Montgomery County police say they are still investigating the “concerning incident” last week related to a video showing a white officer using a racial slur during an encounter with four African American men and will release additional information as it is “developed and confirmed.”

The Montgomery County Council sent a strongly worded letter this week to acting police chief Russ Hamill about the May 9 incident outside a McDonald’s restaurant in the White Oak section of Silver Spring. In it, the council said the officer’s body-camera video — showing her saying the n-word, then telling the men she was quoting their own use of the language — appeared to violate “department protocol and standards that we would expect of county-employed personnel.”

The letter, signed by all nine council members, went on to question the actions of at least one other officer who is seen on the body-camera video, which police released after one of the detained men posted his own video of the incident on social media. The letter said the “tone, language and actions of the sergeant on the scene was also contemptible.”

The footage has sparked outrage from some community groups, including a march and protest Monday to the police’s 3rd District station. But Torrie Cooke, president of the union that represents Montgomery police officers, said in a statement the officer’s “use of the term appears to be absent any racial or discriminatory intent” and noted the men interacting with the officers used the word before the officer did.

“As an African American police officer and the President of the Fraternal Order of Police, it is disturbing to hear the use of the n-word by male subjects referring to African American and White officers on the scene, and the female police officer repeating the word during a lapse in good judgment and composure,” Cooke wrote on the website of FOP Lodge 35.

His statement said the word should not have been used by anyone: “An objective viewer is hard-pressed to give deference to the males in the video who liberally use the n-word and are offended when their words are repeated back to them.”

The all-Democratic council, in its letter, asked Hamill how he intends to address the issues raised by the incident, whether the trespassing notices the police gave to the four men could be rescinded and how the culture in the police department may need to be changed.

The letter also requested a voluminous amount of additional information, including:

•Body-camera footage from every officer who responded to the 10:30 a.m. incident and calls related to the incident.

•More information on a program that allows business owners to authorize police to stop and question people for trespassing on their private property.
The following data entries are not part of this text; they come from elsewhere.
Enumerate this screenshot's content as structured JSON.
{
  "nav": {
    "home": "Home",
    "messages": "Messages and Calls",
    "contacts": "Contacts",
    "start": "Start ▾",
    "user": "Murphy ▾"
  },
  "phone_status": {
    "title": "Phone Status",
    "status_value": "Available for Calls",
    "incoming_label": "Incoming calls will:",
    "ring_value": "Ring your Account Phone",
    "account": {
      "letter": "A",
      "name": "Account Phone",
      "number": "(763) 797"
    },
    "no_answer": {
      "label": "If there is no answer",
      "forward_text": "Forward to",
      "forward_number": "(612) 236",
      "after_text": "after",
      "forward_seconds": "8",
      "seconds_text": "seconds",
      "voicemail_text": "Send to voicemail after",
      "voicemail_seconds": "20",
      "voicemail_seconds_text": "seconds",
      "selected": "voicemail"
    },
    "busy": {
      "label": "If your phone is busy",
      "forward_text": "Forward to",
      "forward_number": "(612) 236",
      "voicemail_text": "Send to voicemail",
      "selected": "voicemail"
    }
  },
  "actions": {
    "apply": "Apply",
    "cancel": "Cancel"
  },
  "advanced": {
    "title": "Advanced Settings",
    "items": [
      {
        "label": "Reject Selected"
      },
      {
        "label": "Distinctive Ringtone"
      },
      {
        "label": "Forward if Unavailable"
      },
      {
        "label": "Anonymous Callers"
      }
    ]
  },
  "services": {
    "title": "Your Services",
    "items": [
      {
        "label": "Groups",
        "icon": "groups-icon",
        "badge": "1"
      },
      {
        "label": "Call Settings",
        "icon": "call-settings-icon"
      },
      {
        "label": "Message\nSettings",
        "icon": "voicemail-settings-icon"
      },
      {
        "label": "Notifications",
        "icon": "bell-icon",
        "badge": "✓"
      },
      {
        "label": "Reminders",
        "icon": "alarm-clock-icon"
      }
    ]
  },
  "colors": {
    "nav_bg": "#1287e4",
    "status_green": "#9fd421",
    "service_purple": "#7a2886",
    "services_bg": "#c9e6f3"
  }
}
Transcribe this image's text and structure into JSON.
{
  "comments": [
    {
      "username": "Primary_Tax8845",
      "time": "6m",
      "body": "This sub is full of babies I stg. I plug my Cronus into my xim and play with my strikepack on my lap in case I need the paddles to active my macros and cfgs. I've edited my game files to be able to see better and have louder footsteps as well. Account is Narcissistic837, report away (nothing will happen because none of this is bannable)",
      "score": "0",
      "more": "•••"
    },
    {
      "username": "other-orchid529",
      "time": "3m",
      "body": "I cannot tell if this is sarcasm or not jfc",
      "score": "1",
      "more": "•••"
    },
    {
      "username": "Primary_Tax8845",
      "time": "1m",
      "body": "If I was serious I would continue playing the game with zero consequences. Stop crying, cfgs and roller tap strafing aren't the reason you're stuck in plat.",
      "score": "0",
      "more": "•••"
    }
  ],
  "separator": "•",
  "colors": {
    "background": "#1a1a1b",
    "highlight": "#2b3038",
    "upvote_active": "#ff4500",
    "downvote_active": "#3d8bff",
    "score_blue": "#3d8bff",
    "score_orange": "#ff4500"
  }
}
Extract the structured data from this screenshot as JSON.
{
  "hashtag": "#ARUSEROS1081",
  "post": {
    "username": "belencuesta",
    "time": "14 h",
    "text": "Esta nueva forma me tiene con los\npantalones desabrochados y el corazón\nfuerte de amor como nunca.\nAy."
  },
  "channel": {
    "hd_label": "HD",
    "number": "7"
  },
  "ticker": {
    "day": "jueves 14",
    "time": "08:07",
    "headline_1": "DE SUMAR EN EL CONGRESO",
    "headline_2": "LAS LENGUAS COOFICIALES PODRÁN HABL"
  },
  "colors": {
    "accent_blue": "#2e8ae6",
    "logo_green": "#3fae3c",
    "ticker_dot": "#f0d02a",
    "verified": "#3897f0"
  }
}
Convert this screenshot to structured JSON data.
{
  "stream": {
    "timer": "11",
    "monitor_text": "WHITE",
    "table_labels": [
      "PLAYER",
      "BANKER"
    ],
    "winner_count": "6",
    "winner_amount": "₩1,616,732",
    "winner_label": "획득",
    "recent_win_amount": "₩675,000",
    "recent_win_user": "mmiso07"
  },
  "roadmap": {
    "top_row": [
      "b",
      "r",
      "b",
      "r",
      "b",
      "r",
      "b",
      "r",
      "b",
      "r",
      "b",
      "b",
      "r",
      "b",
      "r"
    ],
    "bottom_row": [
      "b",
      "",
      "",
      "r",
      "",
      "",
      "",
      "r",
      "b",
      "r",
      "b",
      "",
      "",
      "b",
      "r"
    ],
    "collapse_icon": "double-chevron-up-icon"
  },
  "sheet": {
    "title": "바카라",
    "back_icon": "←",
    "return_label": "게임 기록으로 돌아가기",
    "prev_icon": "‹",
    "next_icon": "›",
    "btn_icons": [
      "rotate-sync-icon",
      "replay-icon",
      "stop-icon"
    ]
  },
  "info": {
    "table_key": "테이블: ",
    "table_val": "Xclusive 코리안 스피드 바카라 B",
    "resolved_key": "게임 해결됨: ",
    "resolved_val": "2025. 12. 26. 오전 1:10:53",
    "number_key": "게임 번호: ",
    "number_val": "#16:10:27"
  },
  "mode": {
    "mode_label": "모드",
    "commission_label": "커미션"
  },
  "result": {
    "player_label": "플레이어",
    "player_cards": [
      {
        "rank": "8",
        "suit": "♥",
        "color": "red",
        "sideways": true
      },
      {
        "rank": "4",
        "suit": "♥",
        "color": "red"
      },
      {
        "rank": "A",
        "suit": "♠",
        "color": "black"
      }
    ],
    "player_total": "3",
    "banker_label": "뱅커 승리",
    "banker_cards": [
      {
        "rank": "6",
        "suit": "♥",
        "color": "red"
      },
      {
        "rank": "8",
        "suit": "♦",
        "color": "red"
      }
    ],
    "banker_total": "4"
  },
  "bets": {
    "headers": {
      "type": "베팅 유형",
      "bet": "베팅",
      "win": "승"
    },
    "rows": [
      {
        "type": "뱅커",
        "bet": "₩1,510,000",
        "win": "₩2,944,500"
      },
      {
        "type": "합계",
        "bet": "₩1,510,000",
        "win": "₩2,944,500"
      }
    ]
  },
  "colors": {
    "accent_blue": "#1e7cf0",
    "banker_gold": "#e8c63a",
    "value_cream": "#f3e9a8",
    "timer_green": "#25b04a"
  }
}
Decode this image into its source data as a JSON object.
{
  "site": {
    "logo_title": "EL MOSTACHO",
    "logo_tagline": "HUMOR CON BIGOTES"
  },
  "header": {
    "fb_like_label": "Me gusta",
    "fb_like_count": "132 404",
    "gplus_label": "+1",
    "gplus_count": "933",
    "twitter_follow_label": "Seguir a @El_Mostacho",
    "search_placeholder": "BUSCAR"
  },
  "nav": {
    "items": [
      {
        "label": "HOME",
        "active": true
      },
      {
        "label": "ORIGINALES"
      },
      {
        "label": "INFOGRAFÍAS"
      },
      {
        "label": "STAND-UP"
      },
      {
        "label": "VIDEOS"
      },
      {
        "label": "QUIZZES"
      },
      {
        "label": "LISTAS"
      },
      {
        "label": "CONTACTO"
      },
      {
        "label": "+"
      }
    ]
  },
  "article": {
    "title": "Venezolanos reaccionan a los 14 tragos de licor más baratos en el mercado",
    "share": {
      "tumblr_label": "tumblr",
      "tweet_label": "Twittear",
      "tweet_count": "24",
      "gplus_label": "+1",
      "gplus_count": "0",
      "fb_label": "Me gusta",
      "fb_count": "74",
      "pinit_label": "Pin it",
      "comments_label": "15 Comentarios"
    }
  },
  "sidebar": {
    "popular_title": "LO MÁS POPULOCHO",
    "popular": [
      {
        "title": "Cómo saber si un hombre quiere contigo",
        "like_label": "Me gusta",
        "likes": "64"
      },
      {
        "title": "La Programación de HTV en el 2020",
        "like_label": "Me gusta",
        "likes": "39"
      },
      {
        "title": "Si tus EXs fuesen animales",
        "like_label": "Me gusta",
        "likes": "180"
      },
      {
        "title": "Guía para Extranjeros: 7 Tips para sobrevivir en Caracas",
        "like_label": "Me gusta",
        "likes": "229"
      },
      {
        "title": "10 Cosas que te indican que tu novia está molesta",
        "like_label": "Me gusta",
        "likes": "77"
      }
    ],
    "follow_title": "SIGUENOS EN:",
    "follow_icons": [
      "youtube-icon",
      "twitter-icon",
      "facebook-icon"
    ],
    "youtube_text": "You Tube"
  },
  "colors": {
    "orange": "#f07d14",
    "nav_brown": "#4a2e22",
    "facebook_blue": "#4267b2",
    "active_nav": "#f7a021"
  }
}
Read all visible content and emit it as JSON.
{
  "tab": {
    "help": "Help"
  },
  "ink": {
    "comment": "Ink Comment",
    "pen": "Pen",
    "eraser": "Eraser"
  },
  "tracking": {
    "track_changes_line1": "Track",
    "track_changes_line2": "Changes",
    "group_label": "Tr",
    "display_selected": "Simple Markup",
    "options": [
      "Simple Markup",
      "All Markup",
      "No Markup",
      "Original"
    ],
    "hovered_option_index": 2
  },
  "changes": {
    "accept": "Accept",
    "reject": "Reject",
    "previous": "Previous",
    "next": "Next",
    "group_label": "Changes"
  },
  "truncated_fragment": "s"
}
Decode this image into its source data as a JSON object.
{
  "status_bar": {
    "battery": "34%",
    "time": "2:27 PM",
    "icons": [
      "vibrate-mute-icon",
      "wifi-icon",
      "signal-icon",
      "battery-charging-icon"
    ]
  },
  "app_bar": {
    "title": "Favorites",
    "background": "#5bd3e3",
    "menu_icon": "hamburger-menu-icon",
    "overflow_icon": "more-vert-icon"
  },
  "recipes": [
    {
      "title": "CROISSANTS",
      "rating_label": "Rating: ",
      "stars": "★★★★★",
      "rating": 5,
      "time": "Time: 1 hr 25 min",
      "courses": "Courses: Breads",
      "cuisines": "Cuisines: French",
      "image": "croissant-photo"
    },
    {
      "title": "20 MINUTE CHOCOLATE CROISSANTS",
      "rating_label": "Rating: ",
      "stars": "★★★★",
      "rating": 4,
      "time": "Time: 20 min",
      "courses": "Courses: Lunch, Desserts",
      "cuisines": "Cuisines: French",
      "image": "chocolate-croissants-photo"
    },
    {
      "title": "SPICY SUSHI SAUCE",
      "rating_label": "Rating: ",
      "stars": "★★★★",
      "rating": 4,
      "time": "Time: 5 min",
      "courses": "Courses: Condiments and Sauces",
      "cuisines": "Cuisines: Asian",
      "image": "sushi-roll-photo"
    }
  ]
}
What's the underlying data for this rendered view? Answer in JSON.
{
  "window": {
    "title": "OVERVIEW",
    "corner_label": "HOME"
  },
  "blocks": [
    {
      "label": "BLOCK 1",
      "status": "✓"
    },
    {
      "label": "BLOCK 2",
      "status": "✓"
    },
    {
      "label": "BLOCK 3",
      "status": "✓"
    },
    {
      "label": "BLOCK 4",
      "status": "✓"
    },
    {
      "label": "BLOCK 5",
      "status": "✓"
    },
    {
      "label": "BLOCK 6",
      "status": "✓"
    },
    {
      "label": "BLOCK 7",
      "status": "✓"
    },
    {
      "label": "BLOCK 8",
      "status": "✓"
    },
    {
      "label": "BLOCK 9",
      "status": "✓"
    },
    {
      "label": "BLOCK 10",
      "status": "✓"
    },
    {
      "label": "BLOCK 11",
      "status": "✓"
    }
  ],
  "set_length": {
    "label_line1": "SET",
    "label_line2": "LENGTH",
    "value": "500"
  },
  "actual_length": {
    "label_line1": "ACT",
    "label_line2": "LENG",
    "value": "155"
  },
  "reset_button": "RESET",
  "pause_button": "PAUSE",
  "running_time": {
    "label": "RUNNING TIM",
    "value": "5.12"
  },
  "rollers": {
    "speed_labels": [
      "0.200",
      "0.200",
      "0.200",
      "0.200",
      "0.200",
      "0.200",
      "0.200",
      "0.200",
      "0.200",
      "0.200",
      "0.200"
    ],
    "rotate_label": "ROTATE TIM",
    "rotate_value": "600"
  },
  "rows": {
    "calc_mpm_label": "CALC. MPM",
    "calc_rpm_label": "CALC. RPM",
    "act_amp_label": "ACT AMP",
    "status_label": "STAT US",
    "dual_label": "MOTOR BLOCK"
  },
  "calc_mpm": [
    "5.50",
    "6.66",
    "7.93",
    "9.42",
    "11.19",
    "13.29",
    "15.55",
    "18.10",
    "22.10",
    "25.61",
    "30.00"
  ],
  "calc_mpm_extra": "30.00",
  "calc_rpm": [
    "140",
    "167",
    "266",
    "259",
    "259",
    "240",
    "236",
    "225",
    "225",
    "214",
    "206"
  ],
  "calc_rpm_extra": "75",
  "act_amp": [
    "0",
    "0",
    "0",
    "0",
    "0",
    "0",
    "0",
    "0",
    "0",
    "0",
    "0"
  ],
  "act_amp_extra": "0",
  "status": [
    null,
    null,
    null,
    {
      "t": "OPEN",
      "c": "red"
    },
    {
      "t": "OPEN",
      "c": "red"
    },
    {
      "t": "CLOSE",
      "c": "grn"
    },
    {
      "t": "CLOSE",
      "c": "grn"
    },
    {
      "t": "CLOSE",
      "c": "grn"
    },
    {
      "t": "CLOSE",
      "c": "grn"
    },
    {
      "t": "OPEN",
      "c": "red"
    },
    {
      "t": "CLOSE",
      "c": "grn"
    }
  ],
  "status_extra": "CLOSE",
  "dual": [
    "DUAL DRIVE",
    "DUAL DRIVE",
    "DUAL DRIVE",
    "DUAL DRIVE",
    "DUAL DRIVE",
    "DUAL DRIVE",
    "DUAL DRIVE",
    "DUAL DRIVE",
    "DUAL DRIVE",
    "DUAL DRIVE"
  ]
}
•All trespassing citations issued in the past two years in which no arrest or other charges were brought.


Montgomery County Council member Will Jawando (D-At Large) initiated strongly worded letter this week to acting police chief Russ Hamill about the May 9 incident outside a McDonald’s restaurant in Silver Spring, Md. (Cheryl Diaz Meyer/For The Washington Post)

•Demographic and geographic statistics of everyone who has been stopped and frisked and cited for trespassing in the past two years.

•Additional information on the department's stop-and-frisk and racial-profiling policies.

“I’ve spoken to our county attorneys, and it’s my understanding everything we’ve asked for should be able to be released and given to us,” said council member Will Jawando (D-At Large), who initiated the letter.

In its statement late Thursday, the police department said it understood the concerns of the council members and others and had immediately opened an Internal Affairs investigation once the incident came to light. “The Department has been gathering further information and data as well as evaluating training and policies as the investigation and review of the incident proceeds,” the statement read. “The requests for information by members of the Council and others, while not routine, will be handled consistent with laws and policies applicable to the release of information.”

County Executive Marc Elrich (D), who has said the incident “violated the standards which we expect our officers to uphold,” also requested the release of more body-camera footage. He said Friday he was told the footage “is going through redaction.”

The police union said Friday that neither it nor the union members involved objected to the release of the footage. Police have not released the name of the female officer or said whether her duties have changed. But Elrich said Thursday that the officer is still working, but is not on patrol.

Jawando and Council member Craig Rice (D-District 2) met Monday with two of the men who were detained. The men have said they went to McDonald’s for breakfast the morning of the incident, then left the restaurant to wait for their ride to a landscaping job. It was then that the sergeant approached them, questioning them about loitering. About six more officers appeared. All four men were given trespassing notices, and two also received civil citations for having a small amount of marijuana, according to a police spokesman.

It was during that encounter that one of the men began taking a video on his cellphone, showing the female officer using the racial slur, along with some other comments Jawando said he found troubling.

Jawando said the men have since told him they have lost their jobs as a result of the encounter.